$\displaystyle \mathrm{colim}_{Q_{n+1}} f = \mathrm{colim}_{(\Delta^1)^n} f \sqcup_{\mathrm{colim}_{Q_n} f} \mathrm{colim}_{Q_n \times \Delta^1}f.$

(Ideally, I would draw this.)

Now the colimit over ${(\Delta^1)^n}$ of ${f}$ is ${f}$ evaluated at the terminal vertex. Let’s call that ${\alpha}$: so ${\alpha}$ sits right above the terminal vertex of ${(\Delta^1)^{n+1}}$. The colimit over ${Q_n \times \Delta^1}$ of ${f}$ is the same as the colimit over the bottom copy of ${Q_n}$ of ${f}$, by cofinality. (How do we prove cofinality? Any map ${A \times \left\{1\right\} \rightarrow A \times \Delta^1}$ is cofinal: more generally, any right anodyne morphism is.)
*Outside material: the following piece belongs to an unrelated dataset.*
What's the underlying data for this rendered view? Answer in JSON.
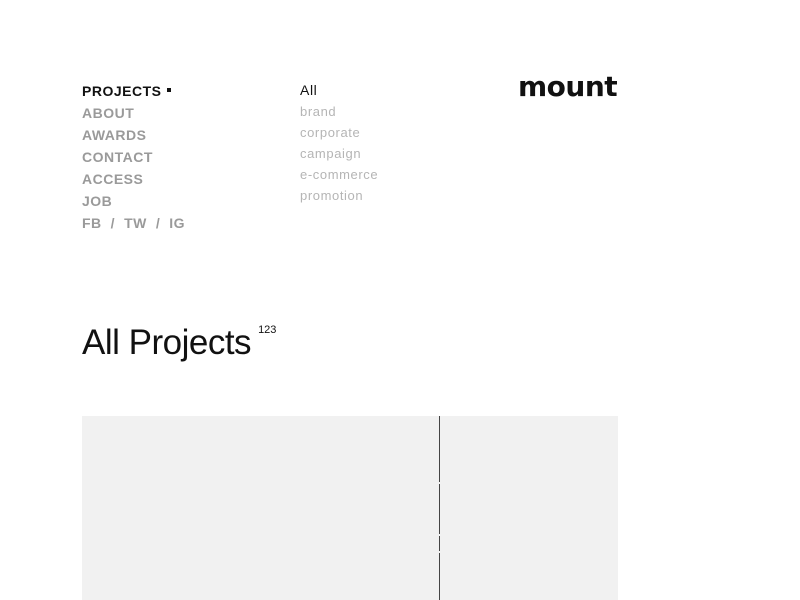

So we get

$\displaystyle \mathrm{colim}_{Q_{n+1}} f = f(\alpha) \sqcup_{\mathrm{colim}_{Q_n^t} f} \mathrm{colim}_{Q_n^b} f.$

Here ${Q_n^t}$ refers to the top copy ${Q_n \times \left\{0\right\}}$, and ${Q_n^b}$ refers to the bottom copy ${Q_n \times \left\{1\right\}}$.

Let ${\beta}$ be the terminal vertex of ${(\Delta^1)^{n+1}}$, lying right below ${\beta}$. Then to say that ${f}$ is a colimit diagram is to say that one has a pushout diagram:

However, we are working in the stable setting, so this is equivalent to the condition that we have an equivalence on cofibers:

$\displaystyle \mathrm{cof}(\mathrm{colim}_{Q_n^t} f \rightarrow \mathrm{colim}_{Q_n^b} f) \simeq \mathrm{cof}( f(\alpha) \rightarrow f(\beta)).$

We can identify the objects on both sides of the equation. If we consider ${f}$ as a natural transformation ${(\Delta^1)^{n} \times \Delta^1 \rightarrow \mathcal{C}}$ between two maps ${f_0: (\Delta^1)^n \rightarrow \mathcal{C}}$ and ${f_1: (\Delta^1)^n \rightarrow \mathcal{C}}$, then the above equivalence is saying precisely that the diagram

$\displaystyle \mathrm{cof}(f_0 \rightarrow f_1) : (\Delta^1)^n \rightarrow \mathcal{C}$

is a colimit diagram.

In a completely analogous manner, we find that to say that ${f: ( \Delta^1)^{n+1} \rightarrow \mathcal{C}}$ is a limit diagram is equivalent to saying that

$\displaystyle \mathrm{fib}(f_0 \rightarrow f_1) : (\Delta^1)^n \rightarrow \mathcal{C}$

is a limit diagram.

Now, by induction on ${n}$, to say that ${\mathrm{cof}(f_0 \rightarrow f_1)}$ is a colimit diagram is the same as saying that it is a limit diagram (since this is a cubical diagram of a smaller size). This in turn is the same as saying that ${\mathrm{fib}(f_0 \rightarrow f_1)}$ is a limit diagram since ${\mathrm{fib}(f_0 \rightarrow f_1)}$ is a shift of the cofiber. But we have just seen that this is equivalent to saying that ${f}$ is a limit diagram.